▶ **Supplied entries**
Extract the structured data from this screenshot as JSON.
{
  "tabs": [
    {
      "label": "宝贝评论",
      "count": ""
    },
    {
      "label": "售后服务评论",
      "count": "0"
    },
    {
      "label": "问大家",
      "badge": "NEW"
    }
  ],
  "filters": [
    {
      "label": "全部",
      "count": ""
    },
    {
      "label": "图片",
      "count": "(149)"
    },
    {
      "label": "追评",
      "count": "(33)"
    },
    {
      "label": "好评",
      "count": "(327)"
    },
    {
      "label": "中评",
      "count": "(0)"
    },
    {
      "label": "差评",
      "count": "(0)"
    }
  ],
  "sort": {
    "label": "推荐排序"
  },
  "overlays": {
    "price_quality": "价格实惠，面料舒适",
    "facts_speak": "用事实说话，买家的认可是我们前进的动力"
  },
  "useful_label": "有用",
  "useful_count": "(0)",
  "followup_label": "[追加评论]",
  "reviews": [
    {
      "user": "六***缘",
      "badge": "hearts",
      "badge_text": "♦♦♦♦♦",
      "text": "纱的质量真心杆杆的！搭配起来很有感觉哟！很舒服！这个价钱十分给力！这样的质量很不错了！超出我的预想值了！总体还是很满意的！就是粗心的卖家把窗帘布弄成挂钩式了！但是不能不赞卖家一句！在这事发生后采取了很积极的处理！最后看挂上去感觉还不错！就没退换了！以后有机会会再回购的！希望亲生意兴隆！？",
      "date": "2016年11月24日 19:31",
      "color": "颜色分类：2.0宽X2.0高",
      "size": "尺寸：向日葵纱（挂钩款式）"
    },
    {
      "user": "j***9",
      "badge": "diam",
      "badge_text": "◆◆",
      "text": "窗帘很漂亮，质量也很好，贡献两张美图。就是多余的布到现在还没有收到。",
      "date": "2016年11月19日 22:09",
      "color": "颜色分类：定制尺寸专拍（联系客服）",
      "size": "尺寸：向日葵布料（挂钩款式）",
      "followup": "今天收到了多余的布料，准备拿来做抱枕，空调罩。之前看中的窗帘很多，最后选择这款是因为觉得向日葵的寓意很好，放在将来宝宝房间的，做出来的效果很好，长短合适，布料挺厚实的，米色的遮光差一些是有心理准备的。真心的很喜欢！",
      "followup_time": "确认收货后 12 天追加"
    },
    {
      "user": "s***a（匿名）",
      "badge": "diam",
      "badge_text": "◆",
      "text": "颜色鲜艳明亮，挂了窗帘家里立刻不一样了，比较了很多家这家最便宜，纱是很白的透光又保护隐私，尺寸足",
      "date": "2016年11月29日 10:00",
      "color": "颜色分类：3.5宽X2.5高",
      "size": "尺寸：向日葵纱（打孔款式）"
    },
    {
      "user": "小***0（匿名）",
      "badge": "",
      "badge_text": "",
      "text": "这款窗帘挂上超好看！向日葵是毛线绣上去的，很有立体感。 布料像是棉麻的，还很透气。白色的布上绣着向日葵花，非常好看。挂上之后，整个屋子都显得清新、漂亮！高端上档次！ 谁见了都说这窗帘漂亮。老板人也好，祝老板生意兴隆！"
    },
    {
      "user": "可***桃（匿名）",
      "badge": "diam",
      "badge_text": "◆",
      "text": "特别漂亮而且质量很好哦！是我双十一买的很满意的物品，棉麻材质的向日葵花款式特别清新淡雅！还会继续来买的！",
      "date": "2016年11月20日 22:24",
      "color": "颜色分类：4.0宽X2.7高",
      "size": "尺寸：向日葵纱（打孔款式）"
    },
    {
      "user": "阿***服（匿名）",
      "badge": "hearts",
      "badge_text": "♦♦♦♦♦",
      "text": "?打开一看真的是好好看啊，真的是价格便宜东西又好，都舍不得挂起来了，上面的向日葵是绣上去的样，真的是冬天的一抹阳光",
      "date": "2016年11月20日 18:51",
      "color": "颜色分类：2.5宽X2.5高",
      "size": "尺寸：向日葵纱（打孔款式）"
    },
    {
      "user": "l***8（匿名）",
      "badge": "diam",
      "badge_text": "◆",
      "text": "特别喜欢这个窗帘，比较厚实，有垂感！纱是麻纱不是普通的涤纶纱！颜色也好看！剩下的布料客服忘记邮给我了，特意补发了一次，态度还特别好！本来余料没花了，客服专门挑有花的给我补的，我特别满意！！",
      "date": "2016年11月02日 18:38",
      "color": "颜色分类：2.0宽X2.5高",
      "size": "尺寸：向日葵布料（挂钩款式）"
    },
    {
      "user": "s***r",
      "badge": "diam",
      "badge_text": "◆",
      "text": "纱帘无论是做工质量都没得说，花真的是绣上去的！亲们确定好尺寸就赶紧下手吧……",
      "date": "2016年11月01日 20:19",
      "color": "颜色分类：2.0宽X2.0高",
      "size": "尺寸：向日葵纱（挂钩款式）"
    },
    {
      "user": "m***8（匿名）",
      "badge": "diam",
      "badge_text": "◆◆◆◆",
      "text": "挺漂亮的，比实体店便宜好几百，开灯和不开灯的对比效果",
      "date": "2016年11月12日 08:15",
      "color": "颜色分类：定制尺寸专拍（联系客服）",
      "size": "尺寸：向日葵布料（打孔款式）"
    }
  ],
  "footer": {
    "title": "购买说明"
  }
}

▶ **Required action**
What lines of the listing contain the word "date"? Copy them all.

▶ **Response below**
      "date": "2016年11月24日 19:31",
      "date": "2016年11月19日 22:09",
      "date": "2016年11月29日 10:00",
      "date": "2016年11月20日 22:24",
      "date": "2016年11月20日 18:51",
      "date": "2016年11月02日 18:38",
      "date": "2016年11月01日 20:19",
      "date": "2016年11月12日 08:15",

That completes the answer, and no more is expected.